◆ Description of the task:
Where does "watch" appear in the data? Return each line that holds it.

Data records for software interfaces
----
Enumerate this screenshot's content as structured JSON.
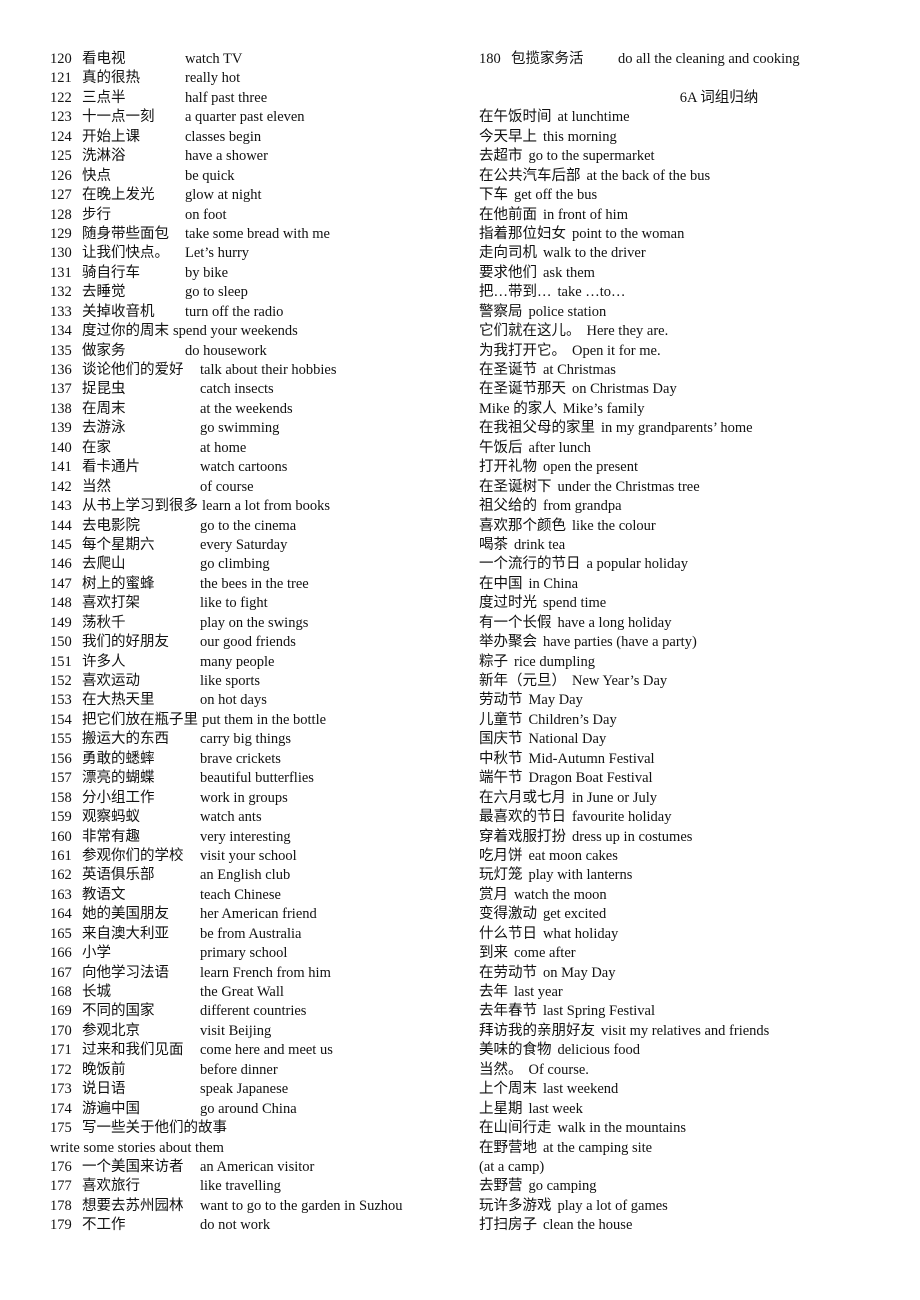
{
  "left_column": {
    "entries": [
      {
        "num": "120",
        "zh": "看电视",
        "en": "watch TV",
        "indent": "a"
      },
      {
        "num": "121",
        "zh": "真的很热",
        "en": "really hot",
        "indent": "a"
      },
      {
        "num": "122",
        "zh": "三点半",
        "en": "half past three",
        "indent": "a"
      },
      {
        "num": "123",
        "zh": "十一点一刻",
        "en": "a quarter past eleven",
        "indent": "a"
      },
      {
        "num": "124",
        "zh": "开始上课",
        "en": "classes begin",
        "indent": "a"
      },
      {
        "num": "125",
        "zh": "洗淋浴",
        "en": "have a shower",
        "indent": "a"
      },
      {
        "num": "126",
        "zh": "快点",
        "en": "be quick",
        "indent": "a"
      },
      {
        "num": "127",
        "zh": "在晚上发光",
        "en": "glow at night",
        "indent": "a"
      },
      {
        "num": "128",
        "zh": "步行",
        "en": "on foot",
        "indent": "a"
      },
      {
        "num": "129",
        "zh": "随身带些面包",
        "en": "take some bread with me",
        "indent": "a"
      },
      {
        "num": "130",
        "zh": "让我们快点。",
        "en": "Let’s hurry",
        "indent": "a"
      },
      {
        "num": "131",
        "zh": "骑自行车",
        "en": "by bike",
        "indent": "a"
      },
      {
        "num": "132",
        "zh": "去睡觉",
        "en": "go to sleep",
        "indent": "a"
      },
      {
        "num": "133",
        "zh": "关掉收音机",
        "en": "turn off the radio",
        "indent": "a"
      },
      {
        "num": "134",
        "zh": "度过你的周末",
        "en": "spend your weekends",
        "indent": "inline"
      },
      {
        "num": "135",
        "zh": "做家务",
        "en": "do housework",
        "indent": "a"
      },
      {
        "num": "136",
        "zh": "谈论他们的爱好",
        "en": "talk about their hobbies",
        "indent": "b"
      },
      {
        "num": "137",
        "zh": "捉昆虫",
        "en": "catch insects",
        "indent": "b"
      },
      {
        "num": "138",
        "zh": "在周末",
        "en": "at the weekends",
        "indent": "b"
      },
      {
        "num": "139",
        "zh": "去游泳",
        "en": "go swimming",
        "indent": "b"
      },
      {
        "num": "140",
        "zh": "在家",
        "en": "at home",
        "indent": "b"
      },
      {
        "num": "141",
        "zh": "看卡通片",
        "en": "watch cartoons",
        "indent": "b"
      },
      {
        "num": "142",
        "zh": "当然",
        "en": "of    course",
        "indent": "b"
      },
      {
        "num": "143",
        "zh": "从书上学习到很多",
        "en": "learn a lot from books",
        "indent": "inline"
      },
      {
        "num": "144",
        "zh": "去电影院",
        "en": "go to the cinema",
        "indent": "b"
      },
      {
        "num": "145",
        "zh": "每个星期六",
        "en": "every Saturday",
        "indent": "b"
      },
      {
        "num": "146",
        "zh": "去爬山",
        "en": "go climbing",
        "indent": "b"
      },
      {
        "num": "147",
        "zh": "树上的蜜蜂",
        "en": "the bees in the tree",
        "indent": "b"
      },
      {
        "num": "148",
        "zh": "喜欢打架",
        "en": "like to fight",
        "indent": "b"
      },
      {
        "num": "149",
        "zh": "荡秋千",
        "en": "play on the swings",
        "indent": "b"
      },
      {
        "num": "150",
        "zh": "我们的好朋友",
        "en": "our good friends",
        "indent": "b"
      },
      {
        "num": "151",
        "zh": "许多人",
        "en": "many people",
        "indent": "b"
      },
      {
        "num": "152",
        "zh": "喜欢运动",
        "en": "like sports",
        "indent": "b"
      },
      {
        "num": "153",
        "zh": "在大热天里",
        "en": "on hot days",
        "indent": "b"
      },
      {
        "num": "154",
        "zh": "把它们放在瓶子里",
        "en": "put them in the bottle",
        "indent": "inline"
      },
      {
        "num": "155",
        "zh": "搬运大的东西",
        "en": "carry big things",
        "indent": "b"
      },
      {
        "num": "156",
        "zh": "勇敢的蟋蟀",
        "en": "brave crickets",
        "indent": "b"
      },
      {
        "num": "157",
        "zh": "漂亮的蝴蝶",
        "en": "beautiful butterflies",
        "indent": "b"
      },
      {
        "num": "158",
        "zh": "分小组工作",
        "en": "work in groups",
        "indent": "b"
      },
      {
        "num": "159",
        "zh": "观察蚂蚁",
        "en": "watch ants",
        "indent": "b"
      },
      {
        "num": "160",
        "zh": "非常有趣",
        "en": "very interesting",
        "indent": "b"
      },
      {
        "num": "161",
        "zh": "参观你们的学校",
        "en": "visit your school",
        "indent": "b"
      },
      {
        "num": "162",
        "zh": "英语俱乐部",
        "en": "an English club",
        "indent": "b"
      },
      {
        "num": "163",
        "zh": "教语文",
        "en": "teach Chinese",
        "indent": "b"
      },
      {
        "num": "164",
        "zh": "她的美国朋友",
        "en": "her American friend",
        "indent": "b"
      },
      {
        "num": "165",
        "zh": "来自澳大利亚",
        "en": "be from Australia",
        "indent": "b"
      },
      {
        "num": "166",
        "zh": "小学",
        "en": "primary school",
        "indent": "b"
      },
      {
        "num": "167",
        "zh": "向他学习法语",
        "en": "learn French from him",
        "indent": "b"
      },
      {
        "num": "168",
        "zh": "长城",
        "en": "the Great Wall",
        "indent": "b"
      },
      {
        "num": "169",
        "zh": "不同的国家",
        "en": "different countries",
        "indent": "b"
      },
      {
        "num": "170",
        "zh": "参观北京",
        "en": "visit Beijing",
        "indent": "b"
      },
      {
        "num": "171",
        "zh": "过来和我们见面",
        "en": "come here and meet us",
        "indent": "b"
      },
      {
        "num": "172",
        "zh": "晚饭前",
        "en": "before dinner",
        "indent": "b"
      },
      {
        "num": "173",
        "zh": "说日语",
        "en": "speak Japanese",
        "indent": "b"
      },
      {
        "num": "174",
        "zh": "游遍中国",
        "en": "go around China",
        "indent": "b"
      },
      {
        "num": "175",
        "zh": "写一些关于他们的故事",
        "en": "",
        "indent": "none"
      },
      {
        "num": "",
        "zh": "",
        "en": "write some stories about them",
        "indent": "wrap"
      },
      {
        "num": "176",
        "zh": "一个美国来访者",
        "en": "an American visitor",
        "indent": "b"
      },
      {
        "num": "177",
        "zh": "喜欢旅行",
        "en": "like travelling",
        "indent": "b"
      },
      {
        "num": "178",
        "zh": "想要去苏州园林",
        "en": "want to go to the garden in Suzhou",
        "indent": "b"
      },
      {
        "num": "179",
        "zh": "不工作",
        "en": "do not work",
        "indent": "b"
      }
    ]
  },
  "right_column": {
    "top_entry": {
      "num": "180",
      "zh": "包揽家务活",
      "en": "do all the cleaning and cooking"
    },
    "section_title": "6A 词组归纳",
    "entries": [
      {
        "zh": "在午饭时间",
        "en": "at lunchtime"
      },
      {
        "zh": "今天早上",
        "en": "this morning"
      },
      {
        "zh": "去超市",
        "en": "go to the supermarket"
      },
      {
        "zh": "在公共汽车后部",
        "en": "at the back of the bus"
      },
      {
        "zh": "下车",
        "en": "get off the bus"
      },
      {
        "zh": "在他前面",
        "en": "in front of him"
      },
      {
        "zh": "指着那位妇女",
        "en": "point to the woman"
      },
      {
        "zh": "走向司机",
        "en": "walk to the driver"
      },
      {
        "zh": "要求他们",
        "en": "ask them"
      },
      {
        "zh": "把…带到…",
        "en": "take  …to…"
      },
      {
        "zh": "警察局",
        "en": "police station"
      },
      {
        "zh": "它们就在这儿。",
        "en": "Here they are."
      },
      {
        "zh": "为我打开它。",
        "en": "Open it for me."
      },
      {
        "zh": "在圣诞节",
        "en": "at Christmas"
      },
      {
        "zh": "在圣诞节那天",
        "en": "on Christmas Day"
      },
      {
        "zh": "Mike 的家人",
        "en": "Mike’s family"
      },
      {
        "zh": "在我祖父母的家里",
        "en": "in my grandparents’ home"
      },
      {
        "zh": "午饭后",
        "en": "after lunch"
      },
      {
        "zh": "打开礼物",
        "en": "open the present"
      },
      {
        "zh": "在圣诞树下",
        "en": "under the Christmas tree"
      },
      {
        "zh": "祖父给的",
        "en": "from grandpa"
      },
      {
        "zh": "喜欢那个颜色",
        "en": "like the colour"
      },
      {
        "zh": "喝茶",
        "en": "drink tea"
      },
      {
        "zh": "一个流行的节日",
        "en": "a popular holiday"
      },
      {
        "zh": "在中国",
        "en": "in China"
      },
      {
        "zh": "度过时光",
        "en": "spend time"
      },
      {
        "zh": "有一个长假",
        "en": "have a long holiday"
      },
      {
        "zh": "举办聚会",
        "en": "have parties (have a party)"
      },
      {
        "zh": "粽子",
        "en": "rice dumpling"
      },
      {
        "zh": "新年（元旦）",
        "en": "New Year’s Day"
      },
      {
        "zh": "劳动节",
        "en": "May Day"
      },
      {
        "zh": "儿童节",
        "en": "Children’s Day"
      },
      {
        "zh": "国庆节",
        "en": "National Day"
      },
      {
        "zh": "中秋节",
        "en": "Mid-Autumn Festival"
      },
      {
        "zh": "端午节",
        "en": "Dragon Boat Festival"
      },
      {
        "zh": "在六月或七月",
        "en": "in June or July"
      },
      {
        "zh": "最喜欢的节日",
        "en": "favourite holiday"
      },
      {
        "zh": "穿着戏服打扮",
        "en": "dress up in costumes"
      },
      {
        "zh": "吃月饼",
        "en": "eat moon cakes"
      },
      {
        "zh": "玩灯笼",
        "en": "play with lanterns"
      },
      {
        "zh": "赏月",
        "en": "watch the moon"
      },
      {
        "zh": "变得激动",
        "en": "get excited"
      },
      {
        "zh": "什么节日",
        "en": "what holiday"
      },
      {
        "zh": "到来",
        "en": "come after"
      },
      {
        "zh": "在劳动节",
        "en": "on May Day"
      },
      {
        "zh": "去年",
        "en": "last year"
      },
      {
        "zh": "去年春节",
        "en": "last Spring Festival"
      },
      {
        "zh": "拜访我的亲朋好友",
        "en": "visit my relatives and friends"
      },
      {
        "zh": "美味的食物",
        "en": "delicious food"
      },
      {
        "zh": "当然。",
        "en": "Of course."
      },
      {
        "zh": "上个周末",
        "en": "last weekend"
      },
      {
        "zh": "上星期",
        "en": "last week"
      },
      {
        "zh": "在山间行走",
        "en": "walk in the mountains"
      },
      {
        "zh": "在野营地",
        "en": "at the camping site"
      },
      {
        "zh": "",
        "en": "(at a camp)"
      },
      {
        "zh": "去野营",
        "en": "go camping"
      },
      {
        "zh": "玩许多游戏",
        "en": "play a lot of games"
      },
      {
        "zh": "打扫房子",
        "en": "clean the house"
      }
    ]
  }
}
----
◆ Output of the task:
        "en": "watch TV",
        "en": "watch cartoons",
        "en": "watch ants",
        "en": "watch the moon"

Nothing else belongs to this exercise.